## Work item:
For the records below, give the number of lines in which "worker" appears, and add nothing else.

Collected data entries:
===============

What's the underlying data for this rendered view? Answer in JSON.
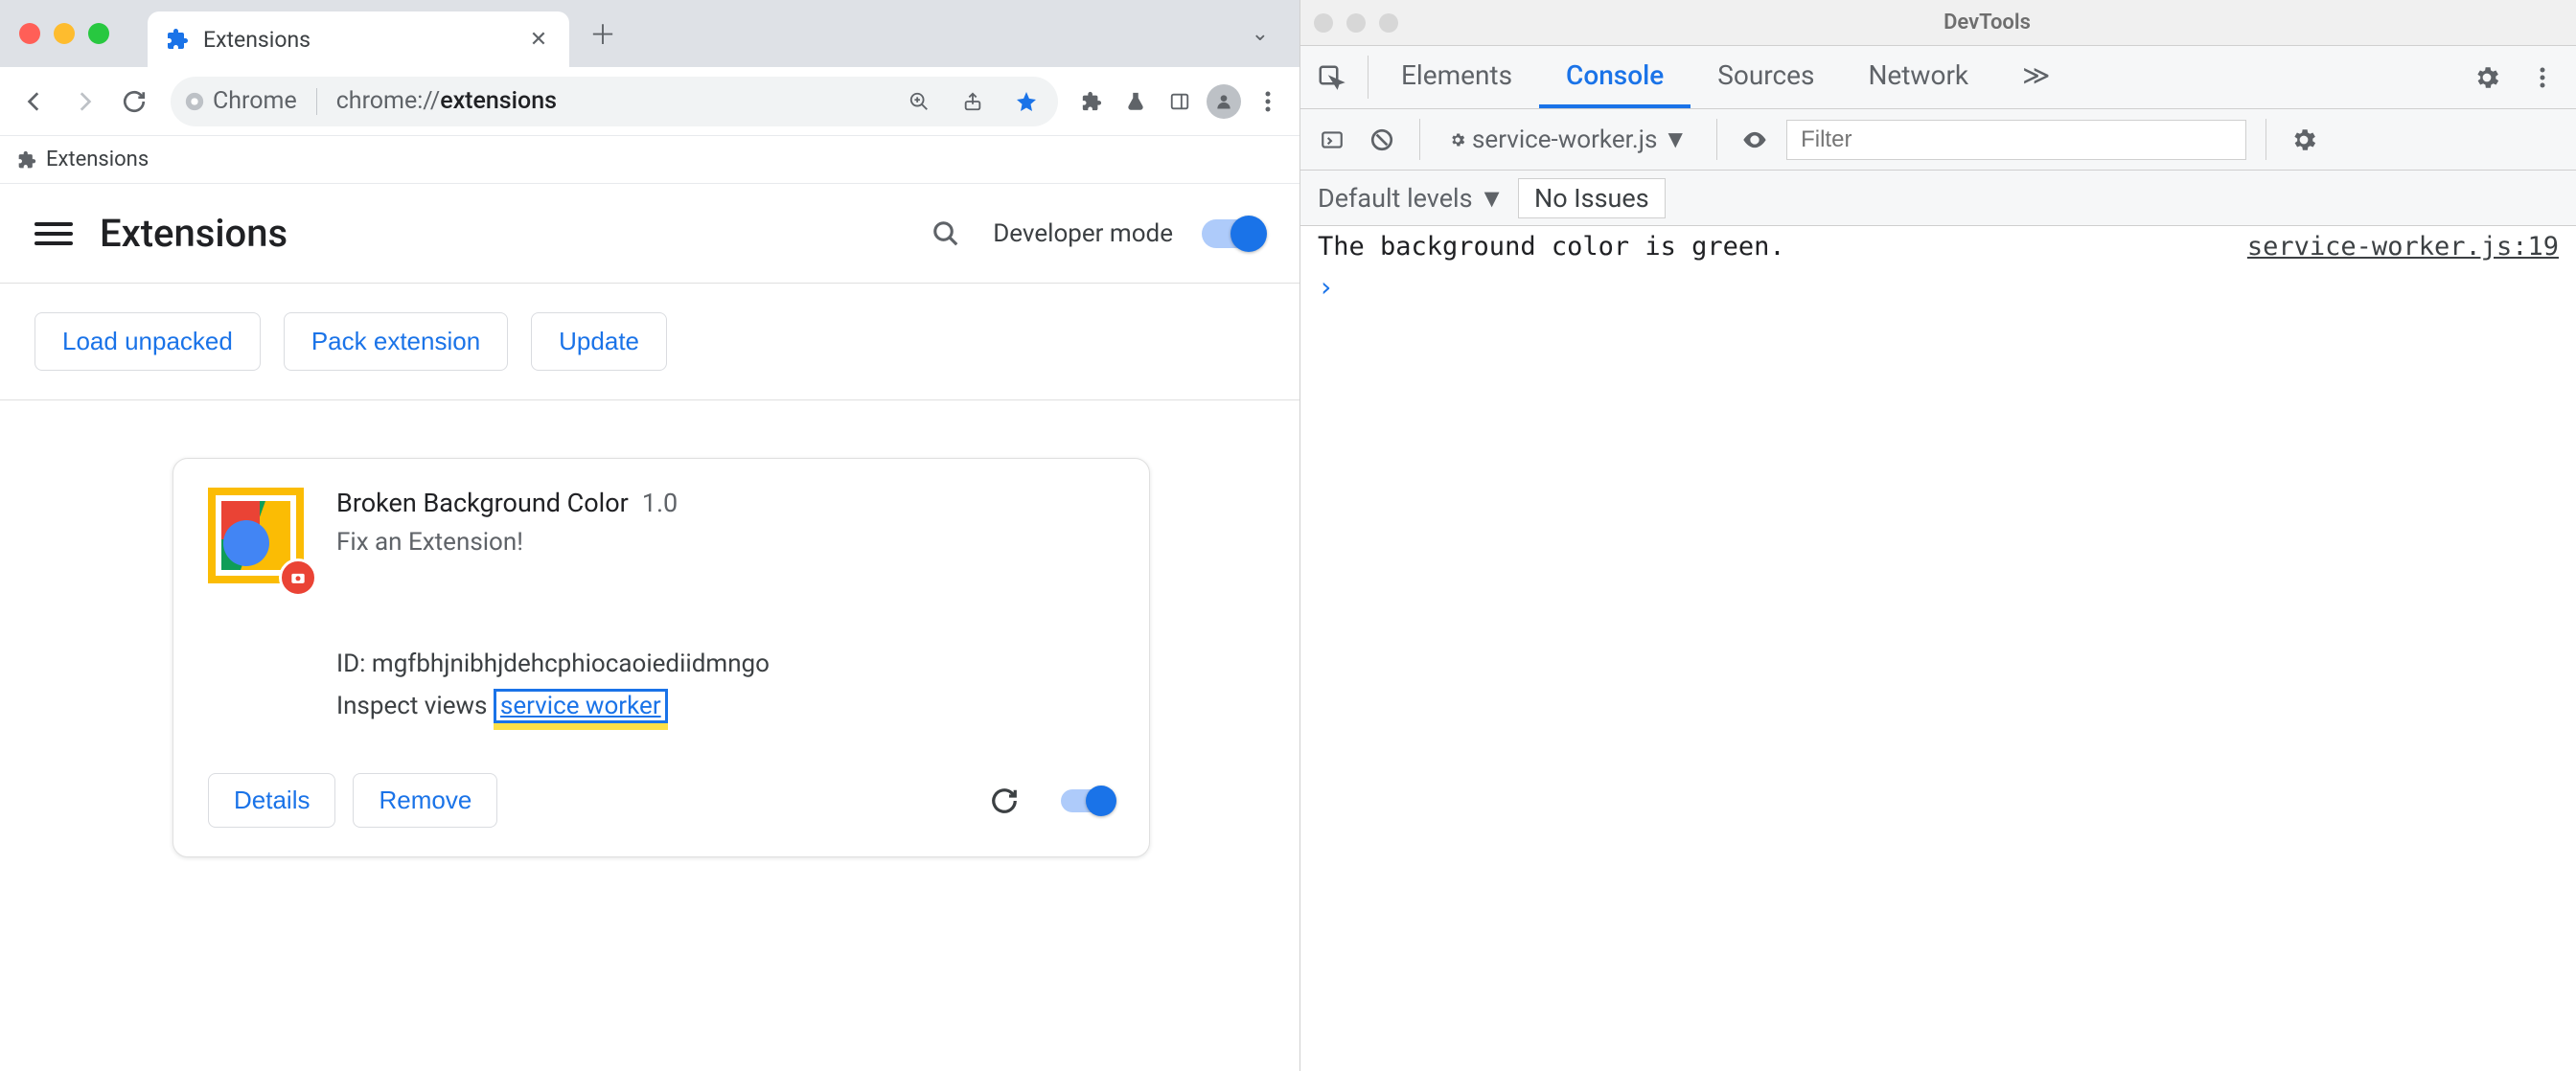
{
  "chrome": {
    "tab": {
      "title": "Extensions",
      "close_glyph": "✕"
    },
    "new_tab_glyph": "＋",
    "overflow_glyph": "⌄",
    "omnibox": {
      "chip_label": "Chrome",
      "url_prefix": "chrome://",
      "url_bold": "extensions"
    },
    "bookmark_bar": {
      "item1": "Extensions"
    }
  },
  "extensions_page": {
    "title": "Extensions",
    "developer_mode_label": "Developer mode",
    "dev_actions": {
      "load_unpacked": "Load unpacked",
      "pack_extension": "Pack extension",
      "update": "Update"
    },
    "card": {
      "name": "Broken Background Color",
      "version": "1.0",
      "description": "Fix an Extension!",
      "id_label": "ID:",
      "id_value": "mgfbhjnibhjdehcphiocaoiediidmngo",
      "inspect_label": "Inspect views",
      "inspect_link": "service worker",
      "details_btn": "Details",
      "remove_btn": "Remove"
    }
  },
  "devtools": {
    "title": "DevTools",
    "tabs": {
      "elements": "Elements",
      "console": "Console",
      "sources": "Sources",
      "network": "Network",
      "overflow": "≫"
    },
    "toolbar": {
      "context": "service-worker.js",
      "filter_placeholder": "Filter"
    },
    "levels": "Default levels",
    "no_issues": "No Issues",
    "console_rows": [
      {
        "msg": "The background color is green.",
        "src": "service-worker.js:19"
      }
    ],
    "prompt_glyph": "›"
  }
}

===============

## Written solution:
3